At the start of the new year I made a decision to formalize my reading practices by committing to read a minimum of one hour each day. So far it has been going great and I find that I’m reading a lot more than the minimum each day. I start reading at 6am and usually wrap up about 7:30am or 8am. I find it relaxing because it is literally the only time of the day where it’s totally quiet, I can detach from all electronic devices, and I’m not totally exhausted.
One of the books I’m reading now is The Art of War, by Sun Tzu. Sun Tzu, was a military general and strategist who lived in ancient China and is one of East Asia’s most important historical figures. The Art of War is a collection of Sun’s military tactics he created that cover many aspects of war. “The Art of War touches on subjects such as diplomacy, relationships, loyalty, avoiding battles, patience, preparation, strategy, and much more. The teachings of Sun Tzu remain relevant even today (2500 years later) as its instructions can be applied to any field where competition is active and rampant.”
Over the next few weeks I’ll be sharing excerpts from this book and how I’ve been applying its teachings to my professional endeavors (principally to my role at Spur Capital). Regardless of where you work or what you do, the principles in The Art of War are universally applicable.
Principle #1 – Laying Plans
“Now the general who wins a battle makes many calculations in his temple before the battle is fought. The general who loses a battle makes but few calculations beforehand. Thus do many calculations lead to victory, and few calculations to defeat. how much more no calculation at all. It is by attention to this point that I can foresee who is likely to win or lose.”
At Spur, we are in the process of raising our sixth venture capital fund of funds. The way I see it, preparing to raise a venture capital fund is no different from preparing to go to battle. Each person on the team plays a key role in the overall execution of the effort, and given the competitive nature of our business, each person must execute with the utmost precision.
As one of six partners at the firm, it is incumbent upon me to assist with marketing and to help raise capital for the fund. We are raising a fairly sizable fund so every detail matters. We’ve held several planning meetings to discuss our marketing strategy including a complete overhaul of the website and branding assets. In the course of my career I’ve been involved in the complete re-design of two websites and I’m telling you right now, it is an intricate, methodical, and iterative process. The website is done, but we spent weeks meeting with the marketing agency picking logos, colors, and layouts for the website and other marketing materials.

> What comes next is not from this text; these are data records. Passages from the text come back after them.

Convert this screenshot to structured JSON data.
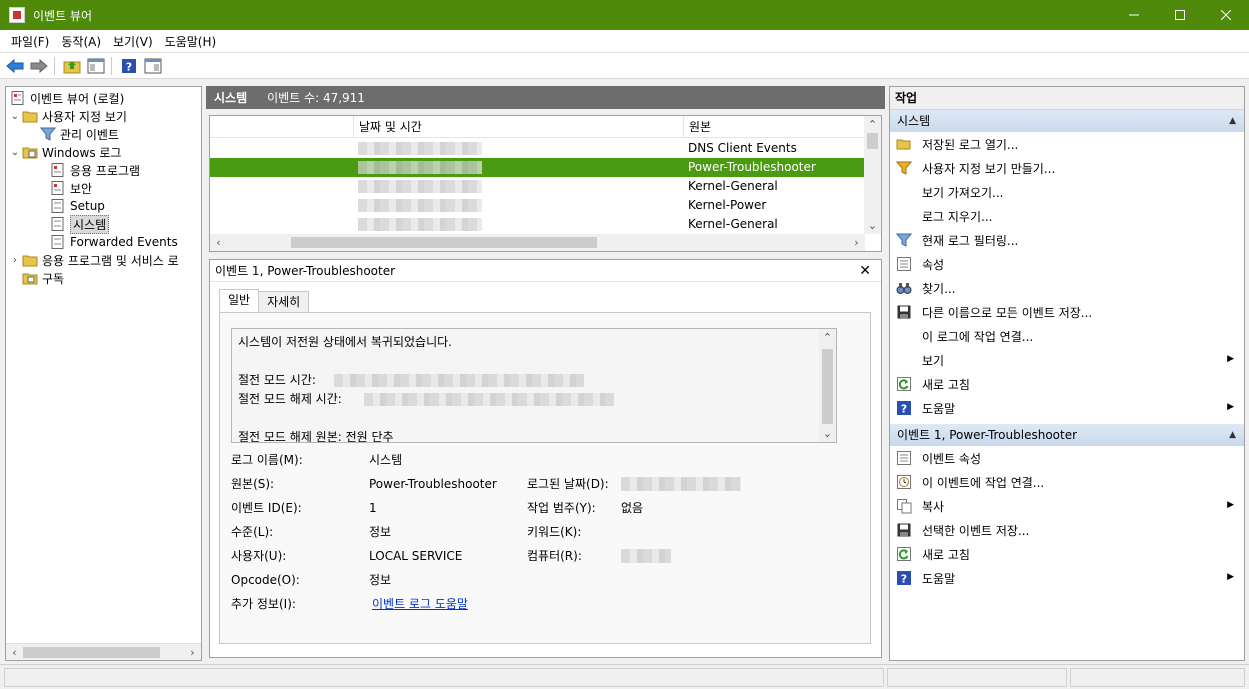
{
  "window": {
    "title": "이벤트 뷰어"
  },
  "menu": [
    "파일(F)",
    "동작(A)",
    "보기(V)",
    "도움말(H)"
  ],
  "tree": {
    "root": "이벤트 뷰어 (로컬)",
    "custom_views": "사용자 지정 보기",
    "admin_events": "관리 이벤트",
    "windows_logs": "Windows 로그",
    "application": "응용 프로그램",
    "security": "보안",
    "setup": "Setup",
    "system": "시스템",
    "forwarded": "Forwarded Events",
    "apps_services": "응용 프로그램 및 서비스 로",
    "subscriptions": "구독"
  },
  "center": {
    "log_name": "시스템",
    "event_count": "이벤트 수: 47,911",
    "columns": {
      "level": "",
      "date": "날짜 및 시간",
      "source": "원본"
    },
    "rows": [
      {
        "source": "DNS Client Events"
      },
      {
        "source": "Power-Troubleshooter"
      },
      {
        "source": "Kernel-General"
      },
      {
        "source": "Kernel-Power"
      },
      {
        "source": "Kernel-General"
      }
    ]
  },
  "detail": {
    "header": "이벤트 1, Power-Troubleshooter",
    "tabs": {
      "general": "일반",
      "details": "자세히"
    },
    "message": {
      "line1": "시스템이 저전원 상태에서 복귀되었습니다.",
      "sleep_time_label": "절전 모드 시간:",
      "wake_time_label": "절전 모드 해제 시간:",
      "wake_source": "절전 모드 해제 원본: 전원 단추"
    },
    "props": {
      "log_name_label": "로그 이름(M):",
      "log_name_value": "시스템",
      "source_label": "원본(S):",
      "source_value": "Power-Troubleshooter",
      "logged_label": "로그된 날짜(D):",
      "event_id_label": "이벤트 ID(E):",
      "event_id_value": "1",
      "task_label": "작업 범주(Y):",
      "task_value": "없음",
      "level_label": "수준(L):",
      "level_value": "정보",
      "keywords_label": "키워드(K):",
      "user_label": "사용자(U):",
      "user_value": "LOCAL SERVICE",
      "computer_label": "컴퓨터(R):",
      "opcode_label": "Opcode(O):",
      "opcode_value": "정보",
      "more_info_label": "추가 정보(I):",
      "more_info_link": "이벤트 로그 도움말"
    }
  },
  "actions": {
    "title": "작업",
    "section1": "시스템",
    "items1": [
      "저장된 로그 열기...",
      "사용자 지정 보기 만들기...",
      "보기 가져오기...",
      "로그 지우기...",
      "현재 로그 필터링...",
      "속성",
      "찾기...",
      "다른 이름으로 모든 이벤트 저장...",
      "이 로그에 작업 연결...",
      "보기",
      "새로 고침",
      "도움말"
    ],
    "section2": "이벤트 1, Power-Troubleshooter",
    "items2": [
      "이벤트 속성",
      "이 이벤트에 작업 연결...",
      "복사",
      "선택한 이벤트 저장...",
      "새로 고침",
      "도움말"
    ]
  }
}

While the marketing assets were being developed, we were busy doing other things like updating our executive summary, one-pager, Q&A forms, website content, designing business cards, and updated personal bios. We also felt it was important to reach out ahead of time to some of our larger limited partners to let them know we were coming to market with our next fund. As such, we’ve spent a fair amount of time on the road conducting soft-marketing meetings. In the last 4 months, we’ve been to Denmark, London, Boston, and Oregon, and in the months to come, we’ll make several other marketing trips.
We’ve also had to revamp our pitch deck to include more current data and we are constantly examining it to make sure it covers all the relevant points we want to get across to investors. Each member of our team spends hours each week staying abreast of what’s happening in the venture industry and is fully prepared to answer any question we may receive from investors. In fact, recently, as a part of my meeting preparation/practice I asked another member of my team to critique my pitch presentation. Albeit humbling, it was a great opportunity to get unfiltered feedback and I found it extremely helpful. The truth is, sometimes getting feedback is hard, but knowing you’ll be prepared ahead of time makes it well worth it.
The lesson here is simple: Before you begin any sort of meaningful engagement or effort, work your hardest to be prepared. If you approach every situation likes it’s your last you’re less likely to take it for granted. I take every meeting with a potential investor very seriously and I try to always over-prepare. My motto is, if you don’t feel over-prepared then you’ve probably under-prepared. In the words of General Sun, “It is by attention to this point that I can foresee who is likely to win or lose.” Cheers – KM.